This bill encourages transparency and oversight which are important aspects of governance. Furthermore it would help to keep Congress apprised of VA’s activities and interest areas.
ROA and REA also support HR.2345 to amend title 38, United States Code, to extend the authorization for the Secretary of the VA to pay a monthly assistance allowance to disabled veterans training or competing for the Paralympic Team and the authorization for the Secretary to provide assistance to the United States Paralympics, Inc.
ROA and REA appreciate the opportunity to submit testimony, and we reiterate our profound gratitude for the progress achieved by this committee such as providing a GI Bill for the 21st Century and advanced funding for the VA.
ROA and REA look forward to working with the Subcommittee on Economic Opportunity and the House Veterans’ Affairs Committee, where we can present solutions to these and other issues, and offer our support. We hope in the future to have an opportunity to discuss these issues in person.
ROA and REA encourage this Committee to utilize the Service Members Law Center and reports, which are both valuable assets, and to share them with your constituents and other Congressional members.
DISCLOSURE OF FEDERAL GRANTS OR CONTRACTS

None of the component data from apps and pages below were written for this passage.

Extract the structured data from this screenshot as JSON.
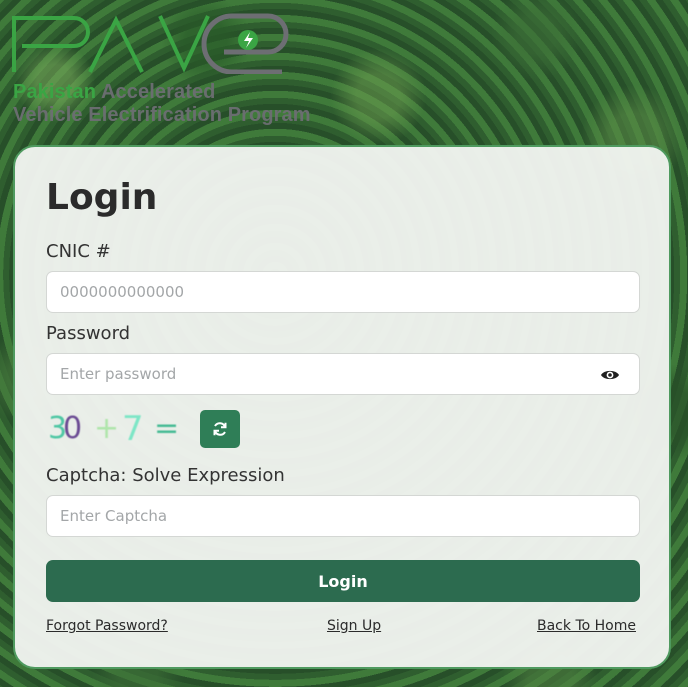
{
  "brand": {
    "logo_text": "PAVE",
    "tagline_line1_highlight": "Pakistan",
    "tagline_line1_rest": " Accelerated",
    "tagline_line2": "Vehicle Electrification Program",
    "colors": {
      "green": "#3aa544",
      "grey": "#6d6e73"
    }
  },
  "login_form": {
    "title": "Login",
    "cnic": {
      "label": "CNIC #",
      "placeholder": "0000000000000",
      "value": ""
    },
    "password": {
      "label": "Password",
      "placeholder": "Enter password",
      "value": "",
      "toggle_icon": "eye-icon"
    },
    "captcha": {
      "digit1": "3",
      "digit2": "0",
      "operator": "+",
      "digit3": "7",
      "equals": "=",
      "refresh_icon": "refresh-icon"
    },
    "captcha_input": {
      "label": "Captcha: Solve Expression",
      "placeholder": "Enter Captcha",
      "value": ""
    },
    "submit_label": "Login",
    "links": {
      "forgot_password": "Forgot Password?",
      "sign_up": "Sign Up",
      "back_home": "Back To Home"
    },
    "colors": {
      "button": "#2c6b4f",
      "refresh": "#2f7e57",
      "card_border": "#4f9a5f"
    }
  }
}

The Reserve Officers and Reserve Enlisted Associations are member-supported organizations. Neither ROA nor REA have received grants, subgrants, contracts, or subcontracts from the federal government in the past three years. All other activities and services of the associations are accomplished free of any direct Federal funding.